Collaboration Enhances Oil Spill Research

Oil from Deepwater Horizon spill washes ashore Louisiana’s coast in June 2010. (Photo courtesy of Governor Jindal’s office)

(Click to enlarge) Oil from Deepwater Horizon spill washes ashore Louisiana’s coast in June 2010. (Photo courtesy of Governor Jindal’s office)

New partnership allows USF-led research team to better study oil spills; group will gain valuable access to cutting-edge technologies to aid in analyzing long-term impacts

(From MarineLink.com / by Eric Haun) — The University of South Florida’s (USF) College of Marine Science announced a new partnership with Agilent Technologies and the Gulf of Mexico Research Initiative (GoMRI) for analytical chemistry equipment to study oil spills. Funded by GoMRI and Agilent’s Research Support Program, the partnership will allow access to cutting-edge analytical instrumentation to better understand the effects of oil as well as other emerging contaminants in the environment.

The Center for the Integrated Modeling and Analysis of the Gulf Ecosystem (C-IMAGE) is a research consortium funded by GoMRI that will analyze the long-term pathways and impacts of the Deepwater Horizon (DWH) and IXTOC-1 (Mexico) incidents. While hosted through USF, C-IMAGE has 14 institutional members in the U.S. and international partners in Canada, Mexico, Germany, the Netherlands and Australia. 

Agilent’s Research Support Program provided a high-performance liquid chromatography system (HPLC) to GoMRI. This instrument is capable of separating and quantifying analytes of interest, such as oil, found in a number of different matrices that were impacted by hydrocarbon exposure. The agreement will also result in the acquisition of two additional mass spectrometers for oil spill analytes.
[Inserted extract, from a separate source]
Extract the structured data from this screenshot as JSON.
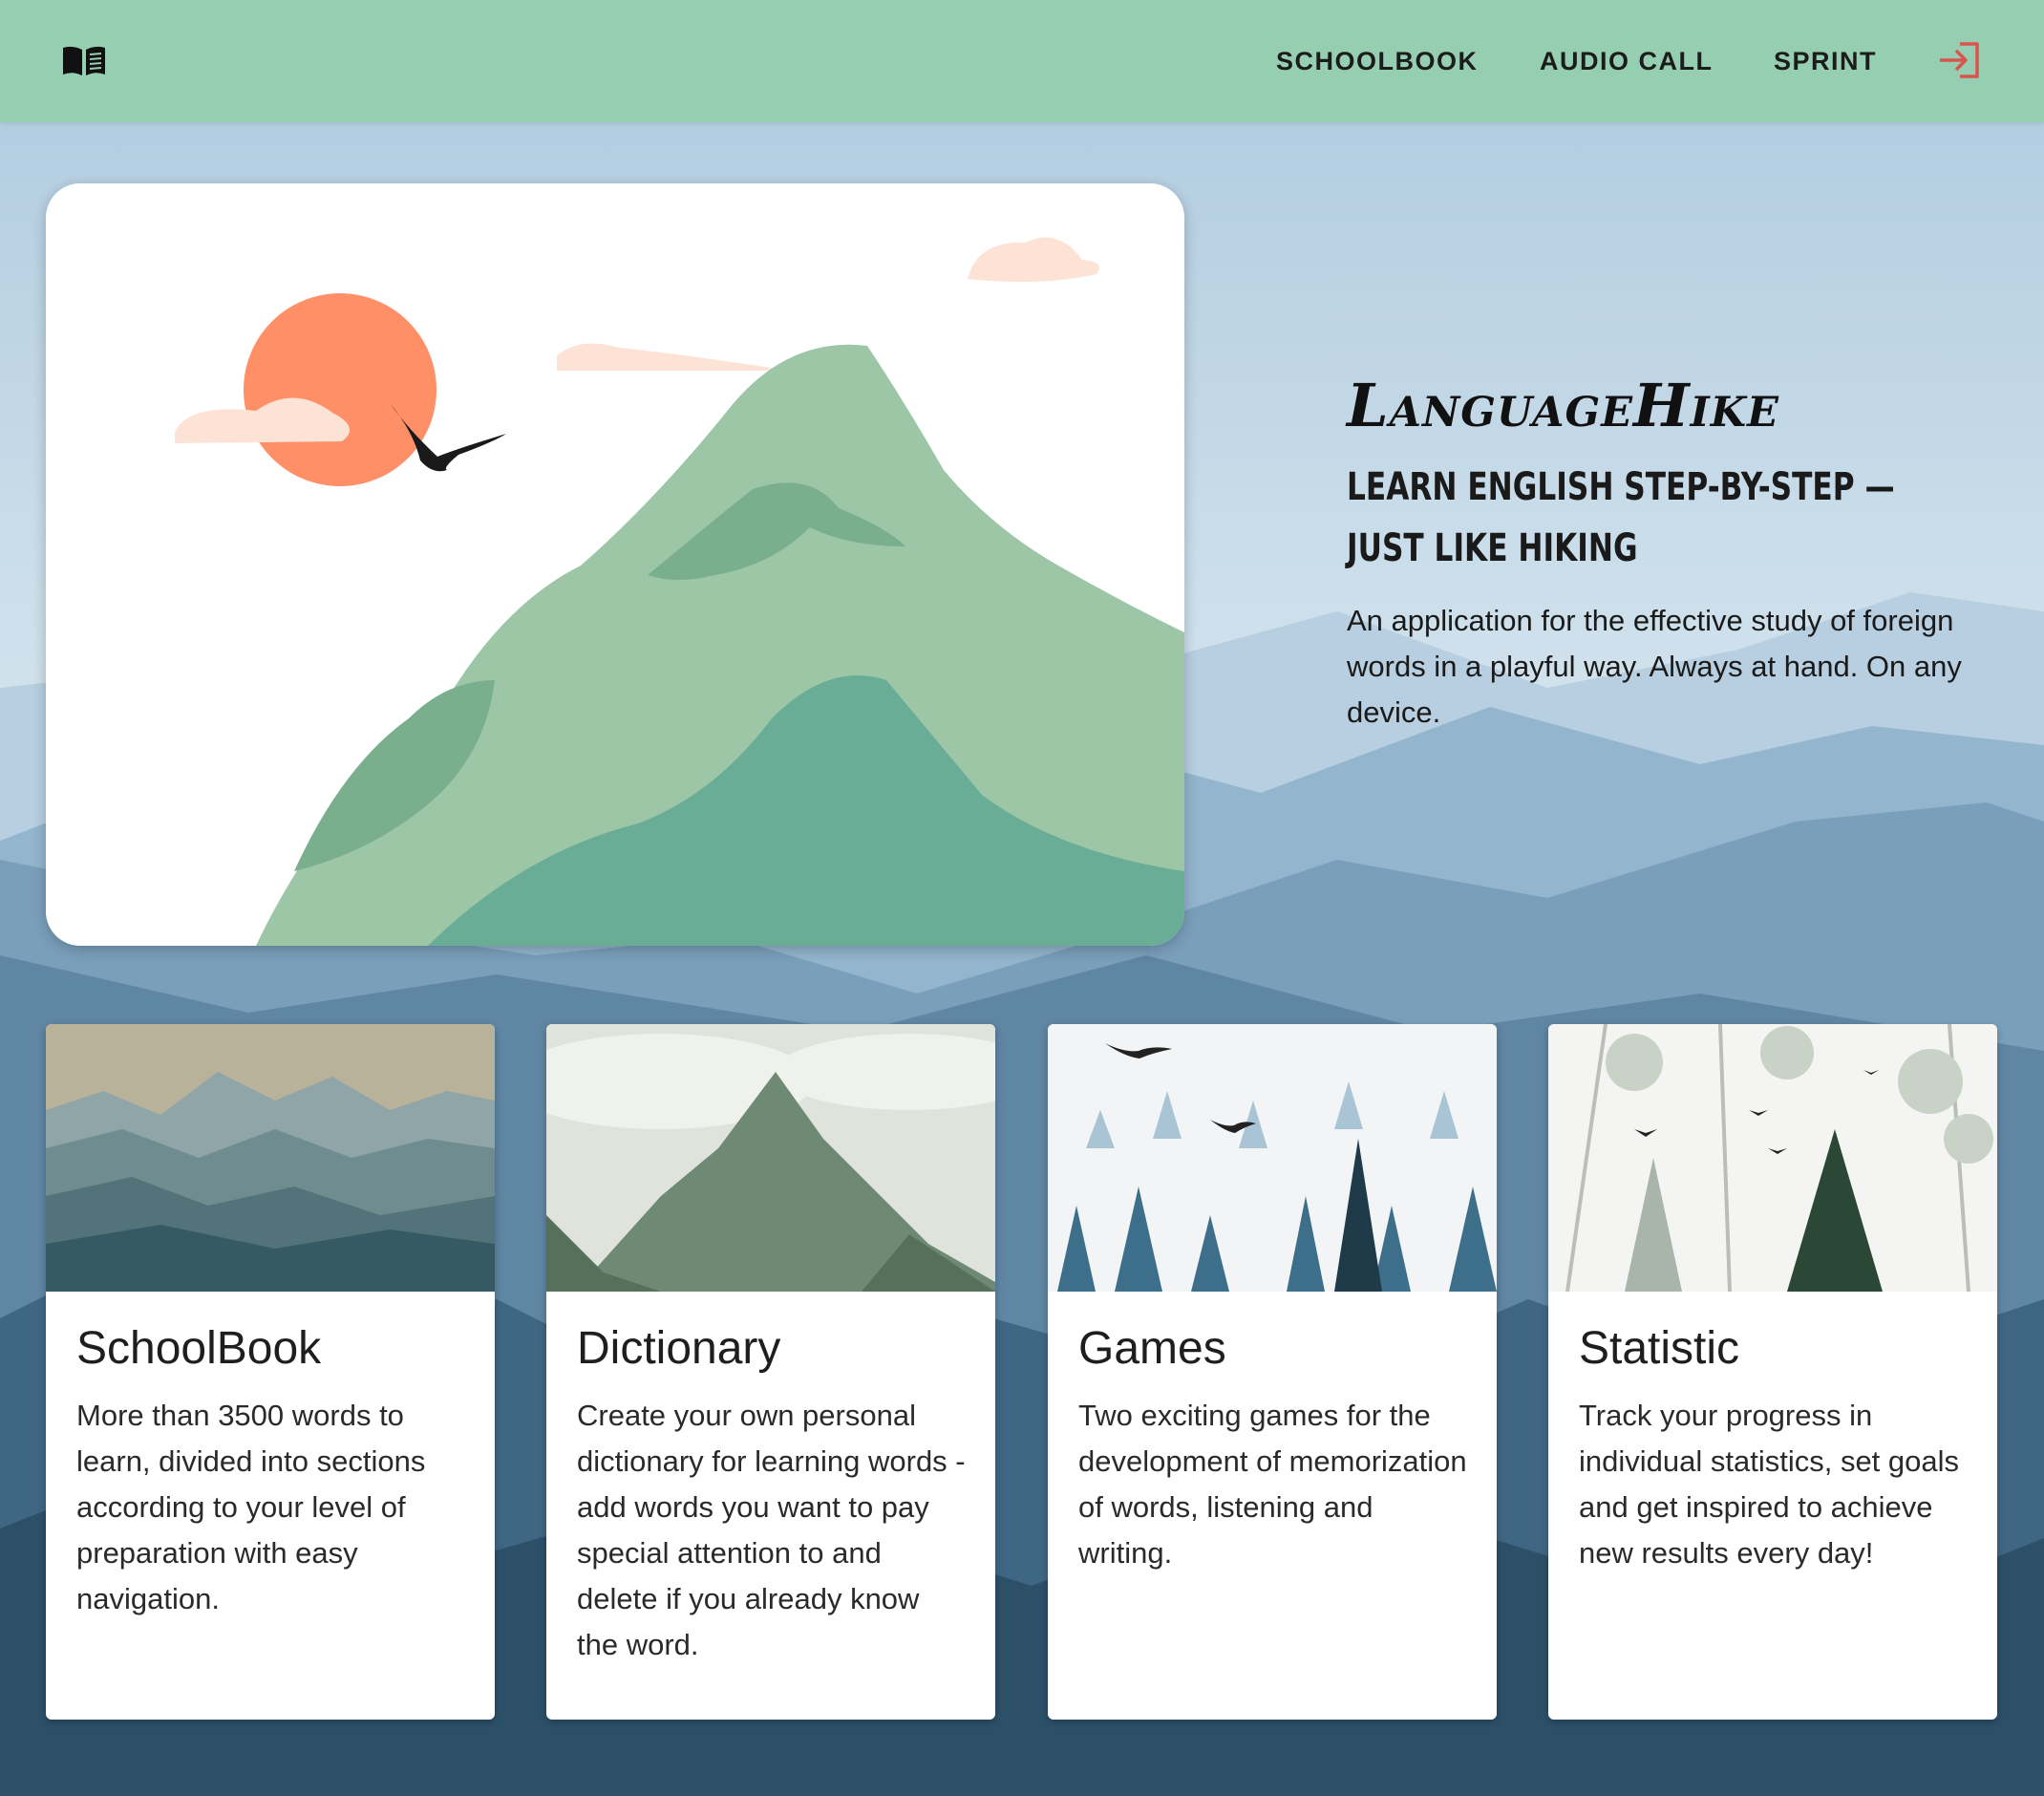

Over the next three years, sediment, fish tissue, and water samples will be collected and analyzed to advance discovery towards C-IMAGE’s main goals of improving observational and predictive tools for interpreting impacts and consequences of oil spills, better understanding the DWH and IXTOC-1 oil well blowout events, and developing novel molecular oil and biological markers to assess future submarine oil blowouts and surface spills.

“Access to these state-of-the-art technologies will allow C-IMAGE and GoMRI researchers to evaluate lingering toxic effects of oil in the Gulf of Mexico from spills separated by 36 years and over 600 miles,” said Dr. Steve Murawski, C-IMAGE Principal Investigator and professor in the USF College of Marine Science.

The HPLC instrument and the two new mass spectrometers will be housed at the College of Marine Science in St. Petersburg as part of the PaleoOceanography, PaleoClimatology and Biogeochemistry and the Population and Marine Ecosystem Dynamics Laboratories.

The HPLC system, along with other instruments including Isotope Ratio Mass Spectrometers (IRMS), Gas Chromatographs coupled to both Triple Quadrapole Mass Spectrometer (GC/MS/MS) and IRMS system, and LC Triple Quad Mass Spectrometer will process biological and sediment samples collected from oil affected areas through the C-IMAGE consortium.

“Acquiring these new instruments capable of measuring the vast array of oil-derived molecules and their byproducts enable us to more accurately trace the complex fate of oil in the environment with unprecedented accuracy,” said Dr. David Hollander, Chief Science Officer of C-IMAGE and USF College of Marine Science faculty member.

The complimentary HPLC instrument supports an underlying goal and vision of the Gulf of Mexico Research Initiative.

“We are delighted see the partnership between Agilent and GoMRI’s C-IMAGE consortium,” said Dr. Chuck Wilson, GoMRI’s Chief Science Officer. “A primary vision behind the creation of GoMRI was to build oil spill research capacity in the Gulf of Mexico. This new partnership will add to that capacity and assure accurate and up to date chemical analysis equipment are available.”

Read the full article here: http://www.marinelink.com/news/collaboration-enhances393135.aspx

GoMRI “In the news” is a reposting of articles about GoMRI-funded research (published by various news outlets). The author’s interpretations and opinions expressed in these articles is not necessarily that of GoMRI.